This struck me as really good news—that is, until I thought about it.

AP is running a story that U.S. consumers could save between $5 and $15 billion a year on their annual electricity bills by shifting their power consumption to off-peak times of day, when electricity is cheaper. In the past such shifts would have been impossible, both because electric meters didn’t record the time of day that electricity is used, and because utilities didn’t have any system in place to tell people when power was abundant and when it was scarce. But new technologies have changed all of that: new meters can record not only how much power is used, but when; and intenet-based technologies can let power companies communicate directly with people’s appliances, so that they can turn themselves on when power rates dip. Nifty.

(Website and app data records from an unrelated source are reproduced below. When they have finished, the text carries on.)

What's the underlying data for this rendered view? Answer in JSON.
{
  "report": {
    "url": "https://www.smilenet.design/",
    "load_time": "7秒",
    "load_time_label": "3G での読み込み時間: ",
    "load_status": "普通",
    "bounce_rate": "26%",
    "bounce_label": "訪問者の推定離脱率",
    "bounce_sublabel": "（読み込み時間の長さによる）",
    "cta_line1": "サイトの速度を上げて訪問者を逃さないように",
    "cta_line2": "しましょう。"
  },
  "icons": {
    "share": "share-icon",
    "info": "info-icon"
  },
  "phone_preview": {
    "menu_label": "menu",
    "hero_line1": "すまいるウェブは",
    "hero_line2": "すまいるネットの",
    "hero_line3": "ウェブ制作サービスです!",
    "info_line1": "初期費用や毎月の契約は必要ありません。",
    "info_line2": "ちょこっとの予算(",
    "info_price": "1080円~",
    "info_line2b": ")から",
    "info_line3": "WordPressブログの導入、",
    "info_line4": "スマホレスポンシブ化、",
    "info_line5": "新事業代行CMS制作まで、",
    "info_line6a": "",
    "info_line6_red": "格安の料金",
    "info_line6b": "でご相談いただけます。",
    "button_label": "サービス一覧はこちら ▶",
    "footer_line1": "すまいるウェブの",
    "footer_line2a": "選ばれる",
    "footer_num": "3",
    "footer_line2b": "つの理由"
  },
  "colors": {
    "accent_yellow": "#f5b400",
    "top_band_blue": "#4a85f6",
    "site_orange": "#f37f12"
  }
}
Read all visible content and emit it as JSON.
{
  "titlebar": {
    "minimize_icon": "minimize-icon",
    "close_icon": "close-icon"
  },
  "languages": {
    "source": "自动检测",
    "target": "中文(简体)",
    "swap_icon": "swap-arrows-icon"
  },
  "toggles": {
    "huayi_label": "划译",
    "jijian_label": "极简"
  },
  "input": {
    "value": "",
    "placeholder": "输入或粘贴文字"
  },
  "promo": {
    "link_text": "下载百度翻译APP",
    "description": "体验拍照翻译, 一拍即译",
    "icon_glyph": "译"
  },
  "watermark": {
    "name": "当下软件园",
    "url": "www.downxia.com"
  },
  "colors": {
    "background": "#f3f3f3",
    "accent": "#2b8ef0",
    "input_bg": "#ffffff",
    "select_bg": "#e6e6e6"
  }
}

The thing that struck me, though, was not how much these technologies can save, but how little. For a country as large as the U.S., saving $10 billion a year is just $3 per person per month. Now, that’s nothing to sneeze at, but it’s also nothing earth shattering—just a very small part of the effort to hold down greenhouse gas emissions.

  • Moreover, the environmental benefits of time-of-day pricing may not be as great as the financial ones. These technologies can help hold down peak power demand, which is a good thing—peak power is often provided by inefficient generators that are turned on only when demand is high. Still, even if you do your laundry at night when power is cheap, your electricity is still being generated largely from fossil fuels. It’s a power shift, not a savings—there are some greenhouse gas emissions either way.

    In the Seattle area, Puget Sound Energy tried a time-of-day pricing program, but it was a bust: people had to pay a small fee to participate, and the savings they saw from shifting often didn’t make up for the cost of the program. Eventually the program was scrapped.

    That doesn’t mean that time-of-day pricing isn’t a good idea. But even if it can be implemented successfully, it’s just one of many, many steps we’re going to have to take if we’re going to send greenhouse gas trends in the right direction.